Upon landing in London it occurred to me that I didn’t know anyone, so I figured it made sense to see what was around in terms of morris dancing, and fortuitously there were a couple of teams in easy distance from where I was staying.  Contacting the first – the Westminster Morris Men – I learned that it was their final practice for the year, but they were having their annual Day of Dance on the Saturday, and I was welcome to come and watch.  It was quite a spectacle, with over a hundred morris men in Trafalgar Square – certainly more than I’d ever seen before!  I also checked out the Hammersmith Morris Men (aka The Smiffs), who were also great fun & a top bunch of lads.

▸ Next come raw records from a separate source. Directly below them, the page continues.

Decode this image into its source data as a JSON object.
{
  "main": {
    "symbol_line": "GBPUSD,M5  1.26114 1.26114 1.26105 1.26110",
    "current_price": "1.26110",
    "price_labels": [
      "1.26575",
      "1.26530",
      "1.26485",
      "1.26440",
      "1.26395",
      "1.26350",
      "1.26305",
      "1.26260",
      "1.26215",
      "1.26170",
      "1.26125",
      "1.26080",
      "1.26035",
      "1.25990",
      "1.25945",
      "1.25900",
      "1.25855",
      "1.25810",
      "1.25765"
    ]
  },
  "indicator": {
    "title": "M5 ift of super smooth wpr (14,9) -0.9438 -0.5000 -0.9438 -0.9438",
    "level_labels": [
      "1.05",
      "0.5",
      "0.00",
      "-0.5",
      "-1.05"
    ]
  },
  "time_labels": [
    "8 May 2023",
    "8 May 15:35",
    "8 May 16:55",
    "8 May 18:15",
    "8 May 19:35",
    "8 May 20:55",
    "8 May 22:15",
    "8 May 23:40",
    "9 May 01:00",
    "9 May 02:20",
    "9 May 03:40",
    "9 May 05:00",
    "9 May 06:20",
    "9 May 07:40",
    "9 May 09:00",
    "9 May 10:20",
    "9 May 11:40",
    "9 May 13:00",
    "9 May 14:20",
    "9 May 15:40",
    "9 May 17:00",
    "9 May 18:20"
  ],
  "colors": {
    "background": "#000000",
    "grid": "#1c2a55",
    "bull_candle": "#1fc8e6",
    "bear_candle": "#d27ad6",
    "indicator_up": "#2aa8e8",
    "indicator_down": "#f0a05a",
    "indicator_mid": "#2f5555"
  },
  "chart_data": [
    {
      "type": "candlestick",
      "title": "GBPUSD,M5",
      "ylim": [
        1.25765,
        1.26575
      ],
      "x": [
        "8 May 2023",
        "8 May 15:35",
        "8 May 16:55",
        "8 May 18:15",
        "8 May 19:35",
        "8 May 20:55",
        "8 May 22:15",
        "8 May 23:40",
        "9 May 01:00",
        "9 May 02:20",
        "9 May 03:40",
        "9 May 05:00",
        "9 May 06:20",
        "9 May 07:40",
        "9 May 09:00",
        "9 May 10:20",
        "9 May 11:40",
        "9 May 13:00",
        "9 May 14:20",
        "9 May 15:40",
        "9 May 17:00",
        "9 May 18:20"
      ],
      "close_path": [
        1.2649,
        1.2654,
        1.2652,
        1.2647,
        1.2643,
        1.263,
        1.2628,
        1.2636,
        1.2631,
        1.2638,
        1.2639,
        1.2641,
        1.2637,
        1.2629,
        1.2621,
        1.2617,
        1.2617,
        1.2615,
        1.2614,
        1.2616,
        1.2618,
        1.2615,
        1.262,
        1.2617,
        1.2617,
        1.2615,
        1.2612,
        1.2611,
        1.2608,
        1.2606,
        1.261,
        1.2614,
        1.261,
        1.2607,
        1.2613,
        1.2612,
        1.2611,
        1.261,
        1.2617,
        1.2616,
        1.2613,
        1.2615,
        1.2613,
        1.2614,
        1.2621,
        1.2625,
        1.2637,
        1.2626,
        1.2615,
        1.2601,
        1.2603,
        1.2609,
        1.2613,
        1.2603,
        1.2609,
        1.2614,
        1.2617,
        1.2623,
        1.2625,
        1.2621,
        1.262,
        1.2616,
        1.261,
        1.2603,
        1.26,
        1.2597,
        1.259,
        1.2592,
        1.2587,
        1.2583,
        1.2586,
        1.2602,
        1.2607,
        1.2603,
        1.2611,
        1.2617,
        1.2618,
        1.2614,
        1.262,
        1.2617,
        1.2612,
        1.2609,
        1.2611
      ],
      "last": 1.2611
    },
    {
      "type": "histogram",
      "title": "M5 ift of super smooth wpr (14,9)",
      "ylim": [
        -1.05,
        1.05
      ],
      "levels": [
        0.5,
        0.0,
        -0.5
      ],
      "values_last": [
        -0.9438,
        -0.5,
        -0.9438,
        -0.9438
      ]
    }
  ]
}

Something drew me back to the Westminster lads though, and they very accommodatingly let me tag along on some of their country trips in my white gear, and let me join in to the farewell dance at every spot, Bonny Green Garters.

And I’ve been with them ever since!  They’ve been incredibly patient with me, and there’s a rumour going around that my dancing’s now fit to be seen in public…

It really is top fun – not just for the reasons Mike outlined back in Adelaide (although 5 and 7 are less relevant over here): we also do some pretty cool stuff, like all the weekend trips away to bits of Britain I’d probably have never seen had I just remained a tourist.  We have an annual weekend in The Cotswolds, a bi-annual trip to Devizes (in Wiltshire), occasional trips up to Chester, and then there’s been various other one-offs, such as our Gloucestershire tour, Southwold (Suffolk), Exeter, Eastbourne, Dartington, Ripley, Saddleworth

Probably the one event that stars in the photo album would be the time that we were booked to perform at a garden party at Lambeth Palace for the Archbishop of Canterbury.

wmm_archbishop

A close second though would be the Westminster Day of Dance – which I’ve somehow been jostled into position as the organiser for for the last 2 years – and the opportunity to put on our kit and dance at some of London’s most famous landmarks, such as Trafalgar Square, Westminster Abbey, Chinatown, St James’s Park and Westminster Cathedral.

Intriguingly, one of the things which initially drew me to the whole thing was that it felt like the most ludicrous thing a bunch of blokes could do together.  Some of the dance moves seem really silly, which impresses me immensely (my favourite is called a “galley”, which sort of looks like an Arnold Rimmer salute, but using the foot).  After now having been at it for 5 years though my giggling has mostly subsided, and now that I know several dances well enough to not have to concentrate intently on each the puerile chortle has been replaced with a sense of attention to detail & doing one’s best to work in symphony with the other dancers in the set – you can just tell when you’ve nailed a dance, and it’s a real buzz when audience members come over and compliment you.  One of my favourite dances ever was the Longborough-style dance, “Loveless”, which I recorded in Thaxted earlier this year – to me it just looks beautiful, with straight lines throughout and coordinated hand movements.  The lads did a great job, I reckon!

I’m still very much in contact with the Adelaide Morris Men – I pop in to practice whenever I’m back home for a visit, and they came over for a tour of the UK in 2005, and are currently in the final planning stages of another tour in 2010 which we’re all looking forward to immensely.

So it doesn’t really make a hell of a lot of sense, but I genuinely love it.  Though it’s frustrating, exhausting, and seems to take up bizarrely large amounts of my time, joining a morris dancing side is probably one of the best decisions I’ve made in the last decade.  You get bizarre looks from strangers, prospective girlfriends screw their faces up in puzzlement, and the British press seem to have a constant campaign afoot to get it abolished because they haven’t got the imagination to respond to it in any way other than derision.  But I’m crap at tennis, and besides, the music’s nicer.

wmm_bakerst_simonh

(incidentally, credit where credit’s due – the first photo in this post was taken by the immensely talented James Bartosik, and the last photo by media genius Simon Hepworth)